WORK TO BE COMPLETED: Among the records, find the lines that hold the string "title" and return them.
⁂
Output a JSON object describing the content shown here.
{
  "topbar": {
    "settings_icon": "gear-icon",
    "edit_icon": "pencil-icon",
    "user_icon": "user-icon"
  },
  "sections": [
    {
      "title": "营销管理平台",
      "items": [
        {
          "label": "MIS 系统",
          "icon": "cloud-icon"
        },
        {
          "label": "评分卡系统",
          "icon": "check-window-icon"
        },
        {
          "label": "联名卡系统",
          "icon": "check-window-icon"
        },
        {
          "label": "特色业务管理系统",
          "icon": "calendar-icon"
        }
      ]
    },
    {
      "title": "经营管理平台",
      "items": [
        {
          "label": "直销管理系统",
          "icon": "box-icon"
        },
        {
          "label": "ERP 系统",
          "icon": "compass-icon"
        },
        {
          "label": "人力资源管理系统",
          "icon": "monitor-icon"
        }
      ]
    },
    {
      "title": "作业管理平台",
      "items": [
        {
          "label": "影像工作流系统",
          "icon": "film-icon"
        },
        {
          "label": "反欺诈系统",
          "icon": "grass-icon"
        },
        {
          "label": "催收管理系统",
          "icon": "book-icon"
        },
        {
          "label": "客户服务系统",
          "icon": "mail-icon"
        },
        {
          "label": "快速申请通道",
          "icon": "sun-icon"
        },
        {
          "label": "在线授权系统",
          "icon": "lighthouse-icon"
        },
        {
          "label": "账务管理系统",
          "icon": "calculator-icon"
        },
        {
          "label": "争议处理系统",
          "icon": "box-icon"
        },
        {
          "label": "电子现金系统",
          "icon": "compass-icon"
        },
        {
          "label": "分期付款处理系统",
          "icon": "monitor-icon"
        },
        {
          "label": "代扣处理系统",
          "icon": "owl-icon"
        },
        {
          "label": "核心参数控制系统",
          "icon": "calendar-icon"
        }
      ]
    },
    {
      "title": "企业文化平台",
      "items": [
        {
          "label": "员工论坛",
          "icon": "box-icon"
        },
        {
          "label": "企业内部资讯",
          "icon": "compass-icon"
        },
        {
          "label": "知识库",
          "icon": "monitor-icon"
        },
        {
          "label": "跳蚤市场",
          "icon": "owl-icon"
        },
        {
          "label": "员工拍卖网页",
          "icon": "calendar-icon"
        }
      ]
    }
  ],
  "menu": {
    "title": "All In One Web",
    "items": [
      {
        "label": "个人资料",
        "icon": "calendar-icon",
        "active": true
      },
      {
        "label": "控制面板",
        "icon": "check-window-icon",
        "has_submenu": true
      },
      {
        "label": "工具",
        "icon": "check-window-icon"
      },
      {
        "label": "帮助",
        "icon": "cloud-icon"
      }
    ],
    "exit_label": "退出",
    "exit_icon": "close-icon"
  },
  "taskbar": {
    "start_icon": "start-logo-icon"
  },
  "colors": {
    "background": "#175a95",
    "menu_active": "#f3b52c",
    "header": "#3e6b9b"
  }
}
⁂
ANSWER BELOW:
      "title": "营销管理平台",
      "title": "经营管理平台",
      "title": "作业管理平台",
      "title": "企业文化平台",
    "title": "All In One Web",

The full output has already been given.